My food rules were so ingrained that I didn’t even notice how vehemently I was still following them.

In August of 2016, we were at the beach, laying in the sun while snacking. In the bag of snacks we toted, alongside some fruits and veggies, was a box of Cheez-It’s. I still hadn’t eaten gluten since 2012, but Cheez-It’s sounded really good, so I thought “what the hell” and dove in. For the first time in four years, I ate gluten. And absolutely nothing happened. I enjoyed the Cheez-It’s, I felt satisfied, and I immediately began to think about all the delicious and fulfilling foods I could finally eat again now that I had officially broken my “no-gluten” rule (GIMME PIZZA!).

No gluten was certainly my most far-reaching food rule, and I’d love to say that once I broke it I began eating intuitively all the time, but that just isn’t the case. I continued to subscribe to a number of food rules for a very long time and I’m realizing there are still many I’m working to break. Just in the past year, I’ve finally begun to allow white bread, white pasta, and white rice back into my life rather than scrutinizing every food label to see if it’s really 100% whole wheat. A couple of months ago I ate a cupcake a student brought in for his birthday for the first time in my four years of teaching. And honestly, eating pizza on a weekday still takes a little dose of courage. But here’s the difference, instead of passively following the arbitrary food rules I created, I’m working to actively break them every chance I get.

Instead of passively following the arbitrary food rules I created, I’m working to actively break them every chance I get.

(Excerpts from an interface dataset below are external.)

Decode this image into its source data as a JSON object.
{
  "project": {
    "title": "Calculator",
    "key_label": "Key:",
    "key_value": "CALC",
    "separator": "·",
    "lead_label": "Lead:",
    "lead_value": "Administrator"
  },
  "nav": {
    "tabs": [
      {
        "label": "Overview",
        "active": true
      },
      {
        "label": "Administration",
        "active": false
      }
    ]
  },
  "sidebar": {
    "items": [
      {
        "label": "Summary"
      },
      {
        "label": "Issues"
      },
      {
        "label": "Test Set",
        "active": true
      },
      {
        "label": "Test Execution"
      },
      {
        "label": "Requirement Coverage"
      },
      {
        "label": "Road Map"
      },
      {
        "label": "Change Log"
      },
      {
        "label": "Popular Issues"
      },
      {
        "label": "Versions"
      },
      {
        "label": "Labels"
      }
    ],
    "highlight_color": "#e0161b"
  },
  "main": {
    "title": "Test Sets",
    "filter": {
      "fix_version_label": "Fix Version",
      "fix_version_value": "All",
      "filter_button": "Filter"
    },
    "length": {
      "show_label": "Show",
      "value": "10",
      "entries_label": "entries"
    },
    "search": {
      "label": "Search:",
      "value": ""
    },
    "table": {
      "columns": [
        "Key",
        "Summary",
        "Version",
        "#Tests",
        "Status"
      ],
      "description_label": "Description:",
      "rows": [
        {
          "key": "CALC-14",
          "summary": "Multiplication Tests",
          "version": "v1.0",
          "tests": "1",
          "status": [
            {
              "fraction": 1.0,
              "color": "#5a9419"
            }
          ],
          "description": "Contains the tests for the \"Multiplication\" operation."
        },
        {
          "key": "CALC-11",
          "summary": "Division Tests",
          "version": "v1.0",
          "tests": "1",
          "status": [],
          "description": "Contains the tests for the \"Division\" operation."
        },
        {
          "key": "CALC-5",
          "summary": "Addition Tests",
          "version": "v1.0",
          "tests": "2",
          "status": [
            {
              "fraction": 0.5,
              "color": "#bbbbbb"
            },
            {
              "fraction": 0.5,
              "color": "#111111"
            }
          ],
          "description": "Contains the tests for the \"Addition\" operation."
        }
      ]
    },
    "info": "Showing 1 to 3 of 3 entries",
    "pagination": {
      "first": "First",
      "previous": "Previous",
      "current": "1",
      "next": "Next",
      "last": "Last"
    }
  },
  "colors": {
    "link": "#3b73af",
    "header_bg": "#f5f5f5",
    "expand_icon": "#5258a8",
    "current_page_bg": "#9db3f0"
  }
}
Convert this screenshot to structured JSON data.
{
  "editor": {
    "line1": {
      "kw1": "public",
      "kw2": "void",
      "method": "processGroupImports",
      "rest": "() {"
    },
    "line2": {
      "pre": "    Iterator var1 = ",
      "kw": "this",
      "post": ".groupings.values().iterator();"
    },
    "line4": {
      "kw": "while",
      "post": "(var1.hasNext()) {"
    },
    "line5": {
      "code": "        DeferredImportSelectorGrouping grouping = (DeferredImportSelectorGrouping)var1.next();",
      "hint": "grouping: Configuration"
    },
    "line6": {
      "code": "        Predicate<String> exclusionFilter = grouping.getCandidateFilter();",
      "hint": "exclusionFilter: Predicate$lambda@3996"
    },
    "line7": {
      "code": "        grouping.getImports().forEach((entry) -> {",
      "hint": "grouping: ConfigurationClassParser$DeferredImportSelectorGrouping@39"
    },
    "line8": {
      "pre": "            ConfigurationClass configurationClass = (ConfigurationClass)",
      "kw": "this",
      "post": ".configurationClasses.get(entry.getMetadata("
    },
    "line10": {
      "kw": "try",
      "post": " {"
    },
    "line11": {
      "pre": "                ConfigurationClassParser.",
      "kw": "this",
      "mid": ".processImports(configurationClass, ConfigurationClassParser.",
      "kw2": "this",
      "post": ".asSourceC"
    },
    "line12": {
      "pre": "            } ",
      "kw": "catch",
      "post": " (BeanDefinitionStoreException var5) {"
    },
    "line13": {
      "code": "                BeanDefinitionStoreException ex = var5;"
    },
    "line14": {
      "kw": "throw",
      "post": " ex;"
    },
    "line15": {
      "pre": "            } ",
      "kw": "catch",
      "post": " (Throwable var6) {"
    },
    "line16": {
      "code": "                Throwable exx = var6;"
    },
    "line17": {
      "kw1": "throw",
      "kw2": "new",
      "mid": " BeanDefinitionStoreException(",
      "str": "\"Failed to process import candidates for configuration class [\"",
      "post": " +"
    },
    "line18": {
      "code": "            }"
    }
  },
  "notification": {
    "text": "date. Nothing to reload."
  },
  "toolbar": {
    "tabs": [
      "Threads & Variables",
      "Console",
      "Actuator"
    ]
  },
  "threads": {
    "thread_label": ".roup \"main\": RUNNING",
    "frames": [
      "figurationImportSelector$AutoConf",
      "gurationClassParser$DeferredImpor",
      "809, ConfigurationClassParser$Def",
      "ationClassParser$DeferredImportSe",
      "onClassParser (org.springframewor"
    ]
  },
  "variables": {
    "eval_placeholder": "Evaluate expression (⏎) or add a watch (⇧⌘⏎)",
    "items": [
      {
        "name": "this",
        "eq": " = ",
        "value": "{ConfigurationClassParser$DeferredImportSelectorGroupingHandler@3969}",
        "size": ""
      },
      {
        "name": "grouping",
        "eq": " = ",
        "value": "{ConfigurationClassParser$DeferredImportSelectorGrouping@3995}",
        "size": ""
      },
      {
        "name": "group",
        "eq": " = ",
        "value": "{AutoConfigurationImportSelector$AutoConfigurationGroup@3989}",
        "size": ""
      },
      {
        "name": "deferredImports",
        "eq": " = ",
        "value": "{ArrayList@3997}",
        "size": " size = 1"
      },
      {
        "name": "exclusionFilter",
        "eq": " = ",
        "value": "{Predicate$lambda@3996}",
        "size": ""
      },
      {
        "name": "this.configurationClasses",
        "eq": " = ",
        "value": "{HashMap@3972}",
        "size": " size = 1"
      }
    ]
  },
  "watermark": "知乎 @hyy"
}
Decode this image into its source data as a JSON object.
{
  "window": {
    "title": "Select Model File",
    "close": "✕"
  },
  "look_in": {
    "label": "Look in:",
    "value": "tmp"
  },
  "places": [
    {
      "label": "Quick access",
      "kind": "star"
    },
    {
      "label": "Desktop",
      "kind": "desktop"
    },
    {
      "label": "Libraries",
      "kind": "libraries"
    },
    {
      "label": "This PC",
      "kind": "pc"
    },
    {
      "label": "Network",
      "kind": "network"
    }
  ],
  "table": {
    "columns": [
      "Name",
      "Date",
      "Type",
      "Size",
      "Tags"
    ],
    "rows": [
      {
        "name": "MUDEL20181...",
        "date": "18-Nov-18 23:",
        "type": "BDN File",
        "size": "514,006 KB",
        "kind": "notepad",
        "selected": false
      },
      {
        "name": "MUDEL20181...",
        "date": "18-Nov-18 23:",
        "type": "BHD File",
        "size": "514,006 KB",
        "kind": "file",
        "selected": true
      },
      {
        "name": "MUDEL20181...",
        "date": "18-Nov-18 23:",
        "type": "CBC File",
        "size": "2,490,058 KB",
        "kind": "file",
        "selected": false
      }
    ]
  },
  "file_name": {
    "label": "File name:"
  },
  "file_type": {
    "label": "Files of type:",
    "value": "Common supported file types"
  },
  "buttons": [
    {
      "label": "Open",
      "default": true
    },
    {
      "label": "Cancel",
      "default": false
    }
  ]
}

I don’t think I was holding onto a specific “no animal crackers” rule, but I do think I’m still working to loosen the reins on what I see as an acceptable snack. Animal crackers didn’t fit that box before and now I’ve let them in. It’s a teeny tiny victory, but it’s a step in the right direction. I can think of some food rules I’m still working through and I’m probably still holding on to some that I do not realize now but will eventually be confronted with. For now, it’s a work in progress and there is no longer a clear line between good foods and bad foods. Except that good foods are the ones I enjoy and bad foods are olives.

 


 National Eating Disorder Association Helpline: 800–931–2236


Originally published on Medium